Iraqi lawmakers have set up a committee to review and amend the constitution -- a move sought by minority Sunni Arabs.
Members of parliament voted on Monday to create the 27-member committee made up of Shi'ite and Sunni Arabs and Kurds. Officials expect to appoint the members on Tuesday.
The constitution review committee is part of a two-step compromise reached Sunday that is aimed at ending political deadlock.
On Tuesday, Iraqi lawmakers are expected to start work on the second part of the deal -- a Shi'ite proposal to establish federal regions largely along ethnic and sectarian lines.
Parliament is scheduled to begin debating the measure Tuesday, but even if it passes, legislators have already agreed the law would not go into effect for 18 months.

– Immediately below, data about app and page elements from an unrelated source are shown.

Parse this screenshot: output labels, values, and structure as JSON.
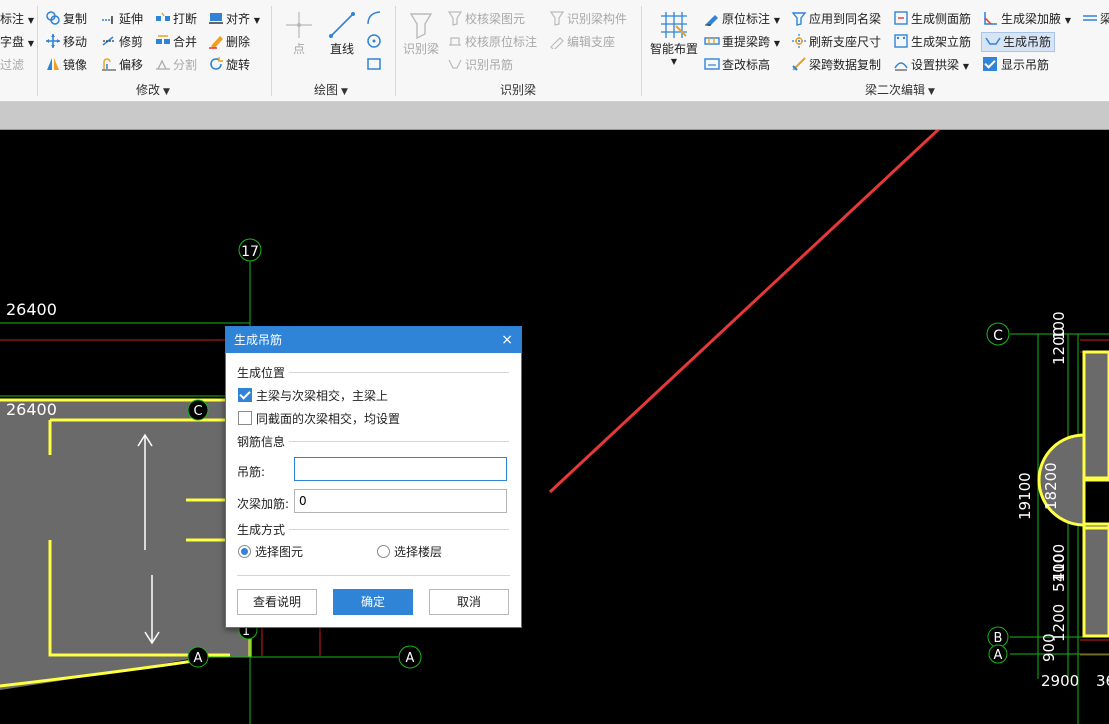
{
  "ribbon": {
    "edge_items": [
      "标注",
      "字盘",
      "过滤"
    ],
    "modify": {
      "title": "修改",
      "col1": [
        "复制",
        "移动",
        "镜像"
      ],
      "col2": [
        "延伸",
        "修剪",
        "偏移"
      ],
      "col3": [
        "打断",
        "合并",
        "分割"
      ],
      "col4": [
        "对齐",
        "删除",
        "旋转"
      ]
    },
    "draw": {
      "title": "绘图",
      "point": "点",
      "line": "直线"
    },
    "identify": {
      "title": "识别梁",
      "big": "识别梁",
      "col1": [
        "校核梁图元",
        "校核原位标注",
        "识别吊筋"
      ],
      "col2": [
        "识别梁构件",
        "编辑支座"
      ]
    },
    "secondary": {
      "title": "梁二次编辑",
      "smart": "智能布置",
      "col1": [
        "原位标注",
        "重提梁跨",
        "查改标高"
      ],
      "col2": [
        "应用到同名梁",
        "刷新支座尺寸",
        "梁跨数据复制"
      ],
      "col3": [
        "生成侧面筋",
        "生成架立筋",
        "设置拱梁"
      ],
      "col4": [
        "生成梁加腋",
        "生成吊筋",
        "显示吊筋"
      ],
      "edge": "梁"
    }
  },
  "canvas": {
    "dims": [
      "26400",
      "26400",
      "1200",
      "100",
      "19100",
      "18200",
      "5100",
      "4100",
      "1200",
      "900",
      "2900",
      "36"
    ],
    "axes": [
      "17",
      "C",
      "A",
      "A",
      "1",
      "C",
      "B",
      "A"
    ]
  },
  "dialog": {
    "title": "生成吊筋",
    "close": "×",
    "sec_position": "生成位置",
    "opt1": "主梁与次梁相交，主梁上",
    "opt1_checked": true,
    "opt2": "同截面的次梁相交，均设置",
    "opt2_checked": false,
    "sec_rebar": "钢筋信息",
    "hanger_label": "吊筋:",
    "hanger_value": "",
    "secondary_label": "次梁加筋:",
    "secondary_value": "0",
    "sec_method": "生成方式",
    "radio1": "选择图元",
    "radio2": "选择楼层",
    "btn_help": "查看说明",
    "btn_ok": "确定",
    "btn_cancel": "取消"
  },
  "colors": {
    "accent": "#2f84d8",
    "annotation": "#e63838",
    "beam": "#ffff44",
    "grid": "#18b818"
  }
}
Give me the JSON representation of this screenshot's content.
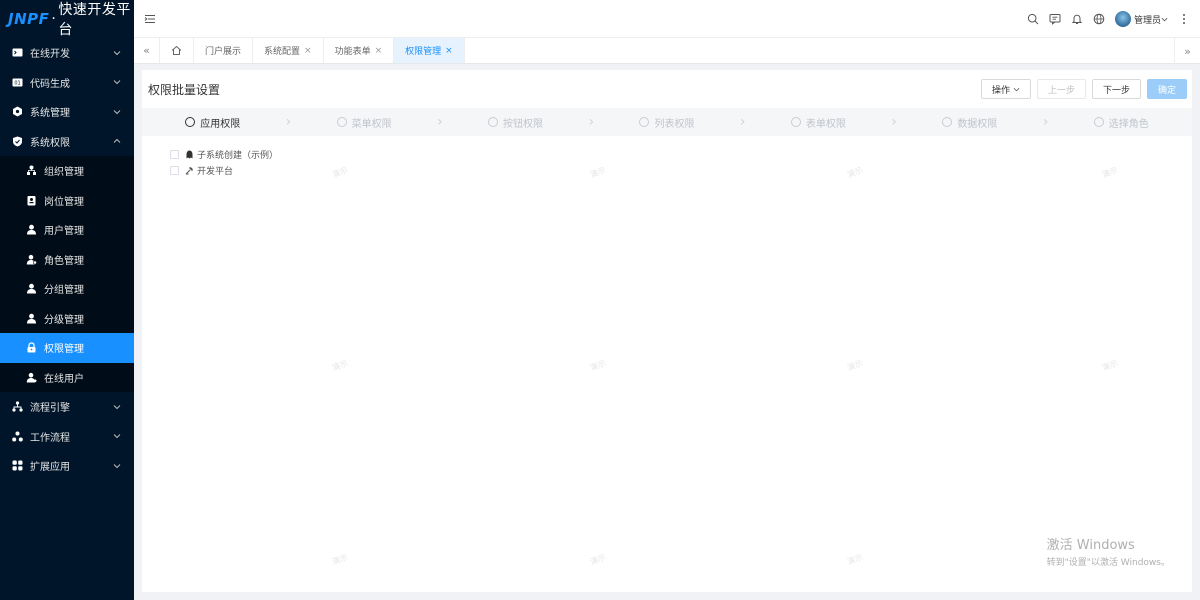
{
  "logo": {
    "brand": "JNPF",
    "dot": "·",
    "title": "快速开发平台"
  },
  "sidebar": {
    "groups_top": [
      {
        "label": "在线开发",
        "icon": "terminal-icon"
      },
      {
        "label": "代码生成",
        "icon": "code-icon"
      },
      {
        "label": "系统管理",
        "icon": "gear-icon"
      }
    ],
    "open_group": {
      "label": "系统权限",
      "icon": "shield-icon"
    },
    "sub_items": [
      {
        "label": "组织管理",
        "icon": "org-icon"
      },
      {
        "label": "岗位管理",
        "icon": "badge-icon"
      },
      {
        "label": "用户管理",
        "icon": "user-icon"
      },
      {
        "label": "角色管理",
        "icon": "role-icon"
      },
      {
        "label": "分组管理",
        "icon": "group-icon"
      },
      {
        "label": "分级管理",
        "icon": "level-icon"
      },
      {
        "label": "权限管理",
        "icon": "lock-icon",
        "active": true
      },
      {
        "label": "在线用户",
        "icon": "online-user-icon"
      }
    ],
    "groups_bottom": [
      {
        "label": "流程引擎",
        "icon": "flow-icon"
      },
      {
        "label": "工作流程",
        "icon": "workflow-icon"
      },
      {
        "label": "扩展应用",
        "icon": "apps-icon"
      }
    ]
  },
  "header": {
    "user_name": "管理员"
  },
  "tabs": [
    {
      "label": "门户展示",
      "closable": false
    },
    {
      "label": "系统配置",
      "closable": true
    },
    {
      "label": "功能表单",
      "closable": true
    },
    {
      "label": "权限管理",
      "closable": true,
      "active": true
    }
  ],
  "tab_close_glyph": "×",
  "panel": {
    "title": "权限批量设置",
    "buttons": {
      "actions": "操作",
      "prev": "上一步",
      "next": "下一步",
      "confirm": "确定"
    },
    "steps": [
      "应用权限",
      "菜单权限",
      "按钮权限",
      "列表权限",
      "表单权限",
      "数据权限",
      "选择角色"
    ],
    "current_step": 0,
    "tree": [
      {
        "label": "子系统创建（示例）",
        "icon": "app-icon"
      },
      {
        "label": "开发平台",
        "icon": "tool-icon"
      }
    ],
    "watermark": "演示"
  },
  "windows_activation": {
    "line1": "激活 Windows",
    "line2": "转到\"设置\"以激活 Windows。"
  },
  "colors": {
    "sidebar_bg": "#001529",
    "accent": "#1890ff"
  }
}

Meanwhile, the US military announced it has extended the combat tours of at least three-thousand-500 American soldiers in Iraq.
Officials said the troops affected are serving in the area around Ramadi and will remain deployed for several weeks beyond their scheduled departure.

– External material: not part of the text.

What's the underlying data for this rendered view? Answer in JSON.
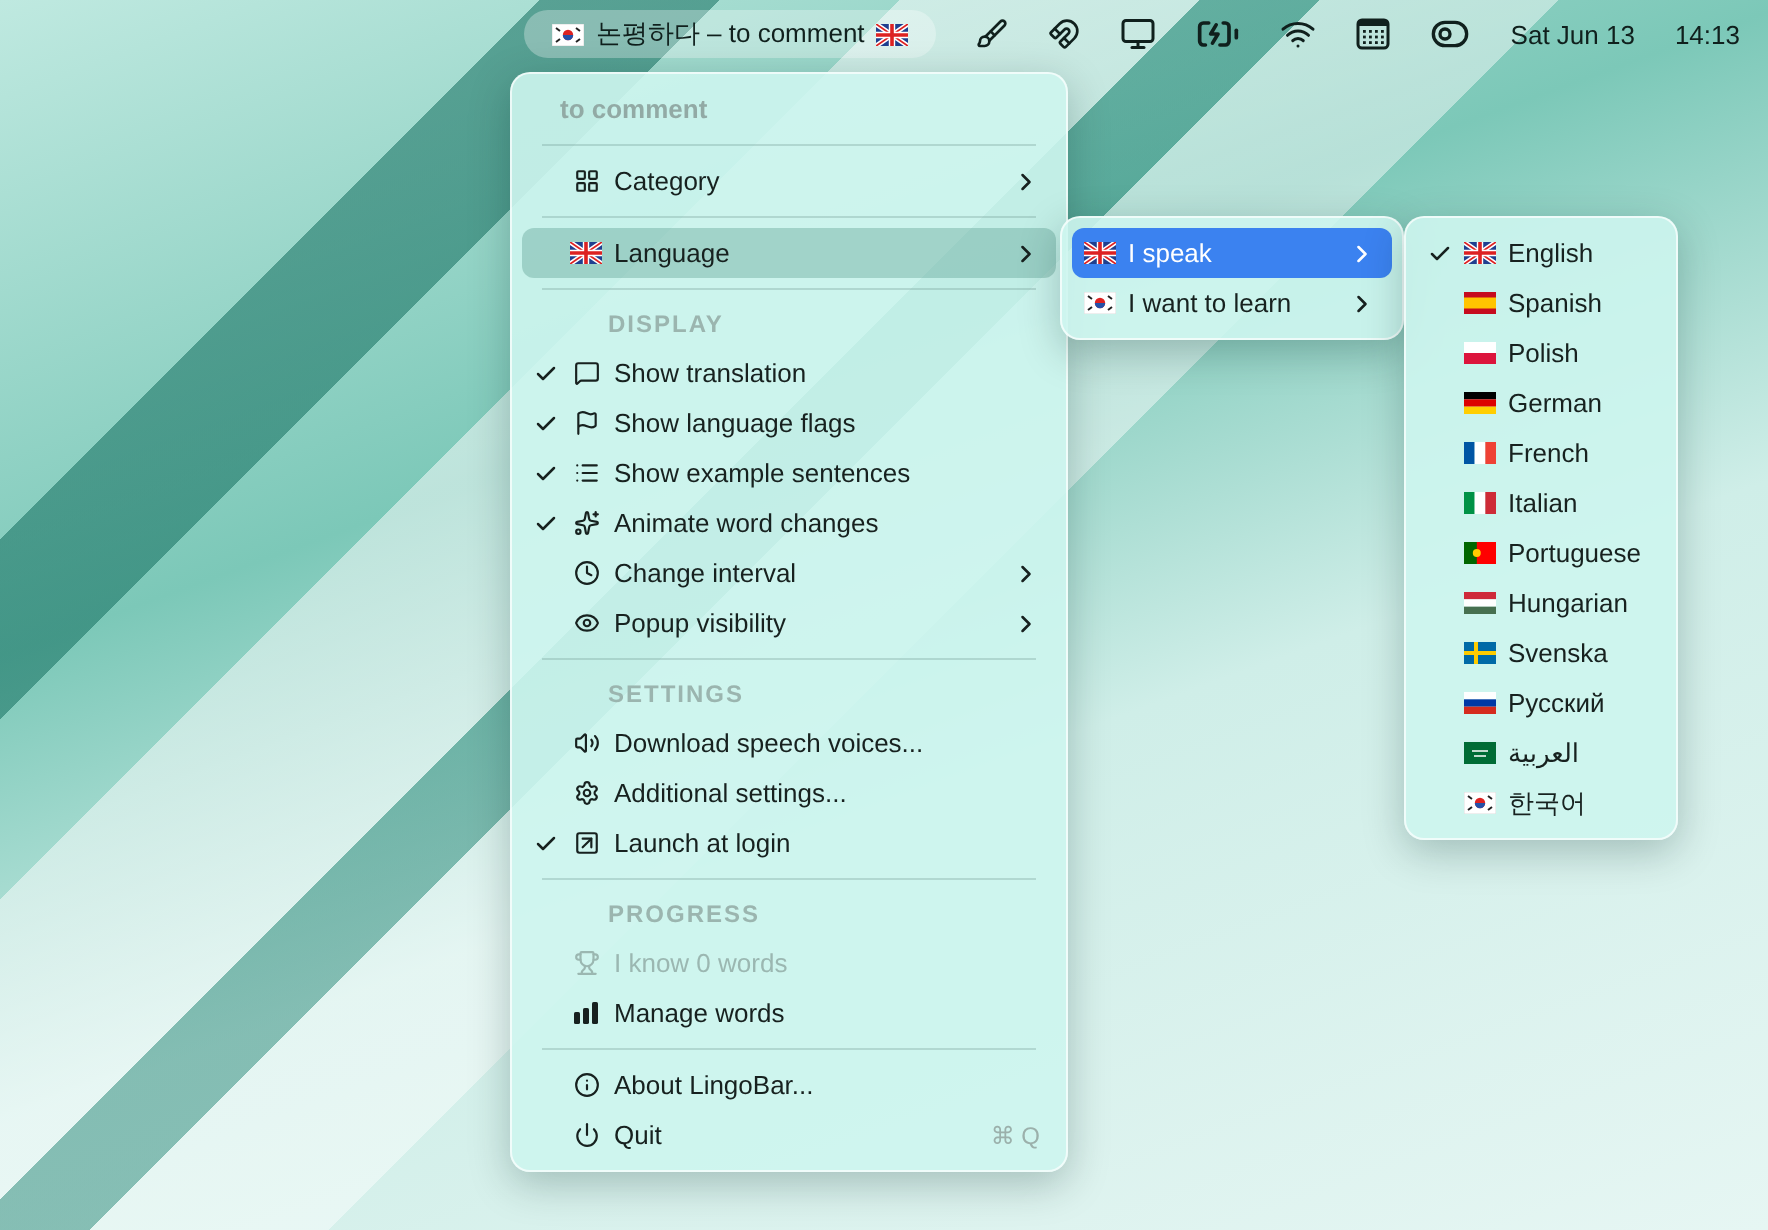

The United States has more than 140-thousand troops in Iraq.
In an interview with a US newspaper "The Washington Post" published on Monday Iraqi President Jalal Talabani said he would like the United States to keep at least two air bases and 10-thousand troops in Iraq in the long term.
The Iraqi Kurd said he wants US forces to remain to prevent what he described as "foreign interference" in the country.
He also said that in some parts of Iraq, Sunni Muslims want the Americans to stay, because they fear the influence of Iran, a majority Shi'ite country.